One citizen noted that the hill was a gathering place for soliciting and drug dealing before it was removed in the early 2000s. The team is looking into building a soccer field instead.

For the small park at 123 Avenue in Elmwood Park, most citizens did not favour closure of the 75 Street access, in order to keep access to Fort Road. The City’s proposal is to extend the park to the north by closing 123 Avenue between 76 Street and Fort Road. Access to Fort Road at 76 and 75 Street will be maintained, but realigned for safety.   

Another issue that garnered lots of feedback was bike routes, with key concerns being on-street parking and that the number of bike users doesn’t justify the expense. 

The drop-in sessions were a good opportunity to get feedback from community residents. | Kate Wilson

The design proposal includes a bike route along 119 Avenue between 89 Street and the shared-use path at 75 Street, and two one-way bike lanes from 89 to 86 Street. Parking will be maintained where possible, and continue to be reviewed.

“We’re excited to show what we are proposing based on public input,” says Rutledge. “This is a check-in. Did we get it right?”

The project team is reviewing all final feedback before finalizing the design. It should be ready and shared with both communities in the spring. The full What We Heard/What We Considered report is available on edmonton.ca/BuildingEastwoodElmwoodPark.


The City pays for neighbourhood renewal from a reserve fund; however, there are cost-sharing items such as decorative street lighting and sidewalk reconstruction. Those costs are shared between the City and property owners adjacent to or near the local improvement.

All property owners have the right to petition against a local improvement. Tax payers in the neighbourhood have one more chance to petition against a local improvement when local improvement tax notices are sent out in the new year. 

Construction of Elmwood Park and Eastwood renewal starts next spring and continues over the following two years. It includes road rehabilitation, street lighting, curb and gutter repairs, and connecting missing sidewalk links where possible.

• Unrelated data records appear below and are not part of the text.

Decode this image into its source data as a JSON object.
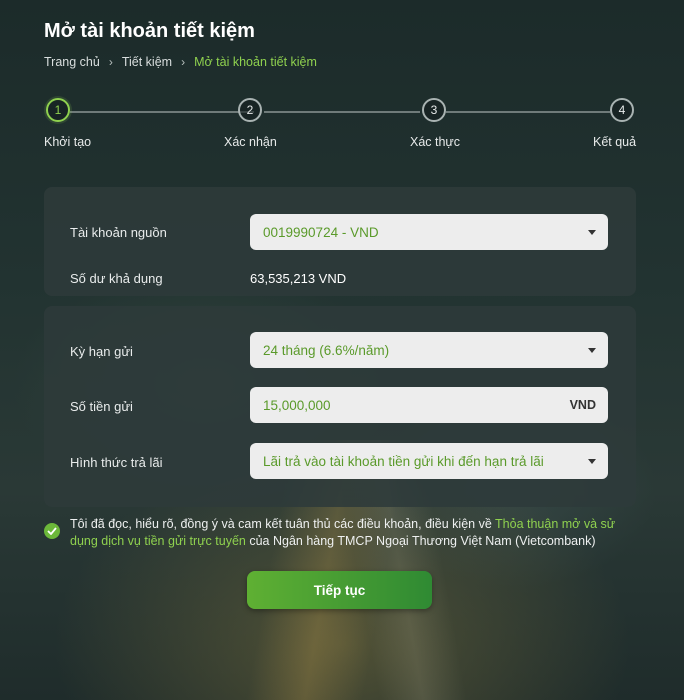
{
  "page": {
    "title": "Mở tài khoản tiết kiệm"
  },
  "breadcrumb": {
    "items": [
      "Trang chủ",
      "Tiết kiệm",
      "Mở tài khoản tiết kiệm"
    ],
    "separator": "›"
  },
  "stepper": {
    "active_step": 1,
    "steps": [
      {
        "number": "1",
        "label": "Khởi tạo"
      },
      {
        "number": "2",
        "label": "Xác nhận"
      },
      {
        "number": "3",
        "label": "Xác thực"
      },
      {
        "number": "4",
        "label": "Kết quả"
      }
    ]
  },
  "source_account": {
    "label": "Tài khoản nguồn",
    "value": "0019990724 - VND",
    "balance_label": "Số dư khả dụng",
    "balance_value": "63,535,213 VND"
  },
  "deposit": {
    "term_label": "Kỳ hạn gửi",
    "term_value": "24 tháng (6.6%/năm)",
    "amount_label": "Số tiền gửi",
    "amount_value": "15,000,000",
    "amount_unit": "VND",
    "interest_label": "Hình thức trả lãi",
    "interest_value": "Lãi trả vào tài khoản tiền gửi khi đến hạn trả lãi"
  },
  "agreement": {
    "checked": true,
    "text_before": "Tôi đã đọc, hiểu rõ, đồng ý và cam kết tuân thủ các điều khoản, điều kiện về ",
    "link_text": "Thỏa thuận mở và sử dụng dịch vụ tiền gửi trực tuyến",
    "text_after": " của Ngân hàng TMCP Ngoại Thương Việt Nam (Vietcombank)"
  },
  "actions": {
    "continue_label": "Tiếp tục"
  },
  "colors": {
    "accent": "#8fd14f",
    "button_start": "#5fb033",
    "button_end": "#2f8a33",
    "card_bg": "#2e3a3a"
  }
}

Featured Image: Janis Irwin, MLA for Highlands-Norwood, discusses implications of neighbourhood renewal with Dnyanesh Deshpande, a member of the city’s project team. | Kate Wilson